    1. Exactly! I hate it when you have a twist that does not add anything to a story or just makes sense!

  6. I love HEA, and in most cases a non-HEA ending will make me dislike a book. But, like you, there are a few out there that were really great books without HEAs. So I guess in general I would say I need a HEA but there are always exceptions.

  7. As my preferred genre is Paranormal Romance a HEA is mandatory – no 5 stars unless it has one. Now the twist comes if the HEA is one that I wasn’t expecting like both MCs dying and transcending the early plane together to spend eternity as one… In one book I read the heroine allowed herself to be turned into a zombie so that they could spend their lives together – it was gross, unexpected but strangely beautiful. That one got 5 stars from me.

    1. Well Flora that one was in fact …romantic! It was love to the extreme so I can understand why it would have been a 5 stars!

  8. Soooo, it took me a while for the penny drop and figure out what HEA is… 😀 I personally don’t need them, but i also don’t read romance. In mystery/crime i don’t think it’s expected.
    Based on personal preferences i don’t think it always fits every story, like you said as well.

    1. Hahha I should have explained what HEA meant Norrie! You were not the only one not guessing immediately.

  9. One of the reasons I love romances so much is because those stories are known to have an HEA. I was NOT happy with those non-HEA books trying to pass themselves off as romances. NOPE! I revel in an HEA or HFN. These things make me happy, and I will forever indulge in them

    1. Sam they do make me happy too! But I have noticed that books without HEA stay longer in my memory. So no HEA once in a while IF the ending is not stupid (see Alexandra’s comment here below) I can live with

  10. I don’t need a HEA ending, but I do hope authors know how to end a book, and that’s not by leaving us hanging, suddenly killing the MC or everyone off, or any other contrivances. That just tells me the author has yet to hone their skill, and learn their craft, or doesn’t understand the fundamentals of storytelling to begin with. And yes, it happens way too much in YA fiction.

    Stupid endings are simply unforgivable.

    1. Well I could not agree more with you Alexandra! When you put it like that the death of main characters that I did not accept in fact were causing stupid endings …

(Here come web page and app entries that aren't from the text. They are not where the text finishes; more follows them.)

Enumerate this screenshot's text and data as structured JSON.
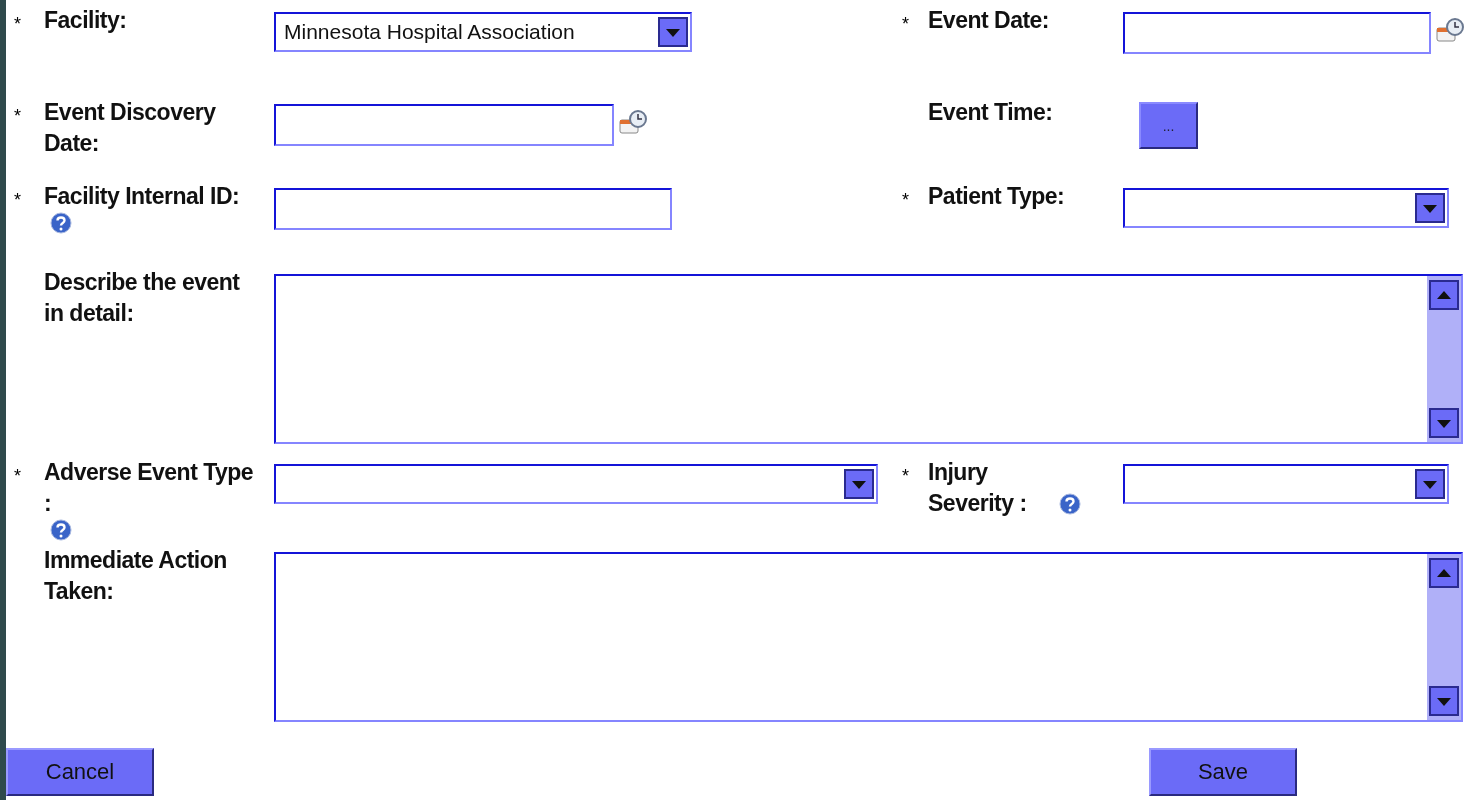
{
  "rows": [
    [
      {
        "required_mark": "*",
        "label": "Facility:",
        "kind": "select",
        "value": "Minnesota Hospital Association"
      },
      {
        "required_mark": "*",
        "label": "Event Date:",
        "kind": "date"
      }
    ],
    [
      {
        "required_mark": "*",
        "label": "Event Discovery Date:",
        "kind": "date"
      },
      {
        "label": "Event Time:",
        "kind": "button",
        "value": "..."
      }
    ],
    [
      {
        "required_mark": "*",
        "label": "Facility Internal ID:",
        "kind": "text",
        "help": true
      },
      {
        "required_mark": "*",
        "label": "Patient Type:",
        "kind": "select"
      }
    ],
    [
      {
        "label": "Describe the event in detail:",
        "kind": "textarea"
      }
    ],
    [
      {
        "required_mark": "*",
        "label": "Adverse Event Type :",
        "kind": "select",
        "help": true
      },
      {
        "required_mark": "*",
        "label": "Injury Severity :",
        "kind": "select",
        "help": true
      }
    ],
    [
      {
        "label": "Immediate Action Taken:",
        "kind": "textarea"
      }
    ]
  ],
  "buttons": [
    {
      "label": "Cancel"
    },
    {
      "label": "Save"
    }
  ]
}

  11. I’m seeing comments that say that if it’s romance there has to be an HEA. Really? I’m not sure about that… will have to mull it over. For the most part I really, really want/need an HEA. Or at least a hopeful ending that gives the impression things are headed that way.

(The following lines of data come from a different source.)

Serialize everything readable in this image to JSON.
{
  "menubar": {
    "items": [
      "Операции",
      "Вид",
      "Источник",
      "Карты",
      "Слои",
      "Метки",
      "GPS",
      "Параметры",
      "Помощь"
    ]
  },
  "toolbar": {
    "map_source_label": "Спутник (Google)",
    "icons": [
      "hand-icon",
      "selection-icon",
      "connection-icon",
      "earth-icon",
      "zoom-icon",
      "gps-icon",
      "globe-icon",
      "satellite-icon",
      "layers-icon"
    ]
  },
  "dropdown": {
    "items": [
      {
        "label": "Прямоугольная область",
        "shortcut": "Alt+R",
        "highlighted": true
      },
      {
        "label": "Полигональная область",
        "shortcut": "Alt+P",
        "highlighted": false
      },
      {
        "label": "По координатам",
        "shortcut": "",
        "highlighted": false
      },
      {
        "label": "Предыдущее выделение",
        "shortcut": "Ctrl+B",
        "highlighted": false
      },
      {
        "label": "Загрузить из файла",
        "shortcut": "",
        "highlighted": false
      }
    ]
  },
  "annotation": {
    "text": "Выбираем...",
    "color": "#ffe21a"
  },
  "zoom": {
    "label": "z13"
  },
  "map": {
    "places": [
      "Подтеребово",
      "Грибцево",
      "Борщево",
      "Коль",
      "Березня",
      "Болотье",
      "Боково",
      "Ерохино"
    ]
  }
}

    Two things I can’t tolerate: 1) Totally open endings. An author that expects me to provide my own ending? No, ma’am. Not happening. 2) Killing off the main character. How dare you? If you kill off the main character you are a monster and I will curse your name forever.

  12. To clarify. A book is not a romance novel unless it has an HEA. Without the HEA is would fall into another genre. Other genres can have relationships that don’t end in happily ever after. The romance genre is the only one that does. So unless I am reading a romance, nope I do not need an HEA or things wrapped in a neat little bow. I sometimes like open-ended stories where I can imagine the outcome.

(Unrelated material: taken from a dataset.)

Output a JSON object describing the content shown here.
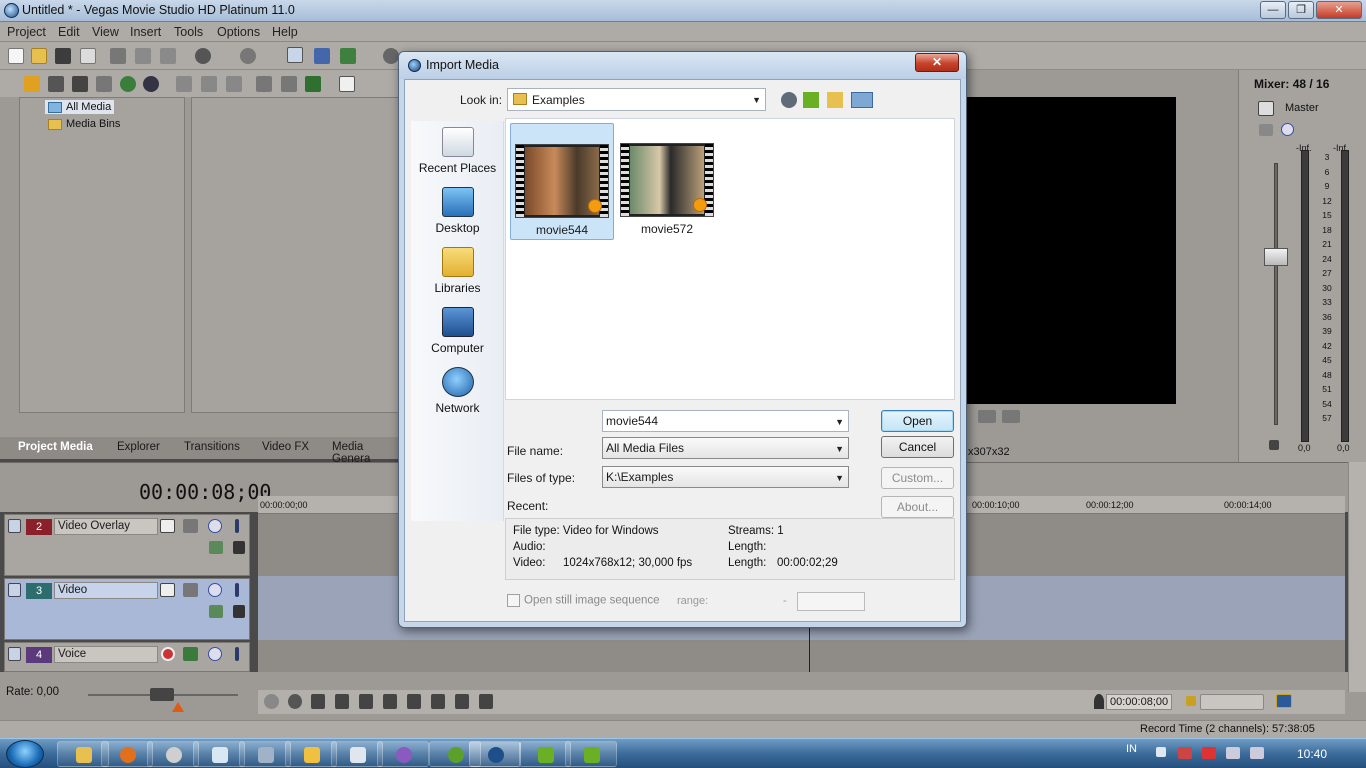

    1. Well Kimberly I don’t know in what other genre some of the books I have read “sans” HEA would fall though… just fiction? Or ..?

  13. Oh boy it took me a while to get what HEA was ‍♀️ I’m incredibly tired okay, ahaha

    But to answer your question; I actually don’t have to. Of course i love my romance fluffy and end on a good note, but specially when it consider mental illnesses and such, thoses type of stories are even more poignant when they are NOT ending on a happy note. I’m also quite the fan of thrillers, and while it may turn good in the end- it may turn as the MC being killed too xd

    1. I agree with you that no HEA makes the story more poignant. But I need HEA most of the time (or I’ll get depressed).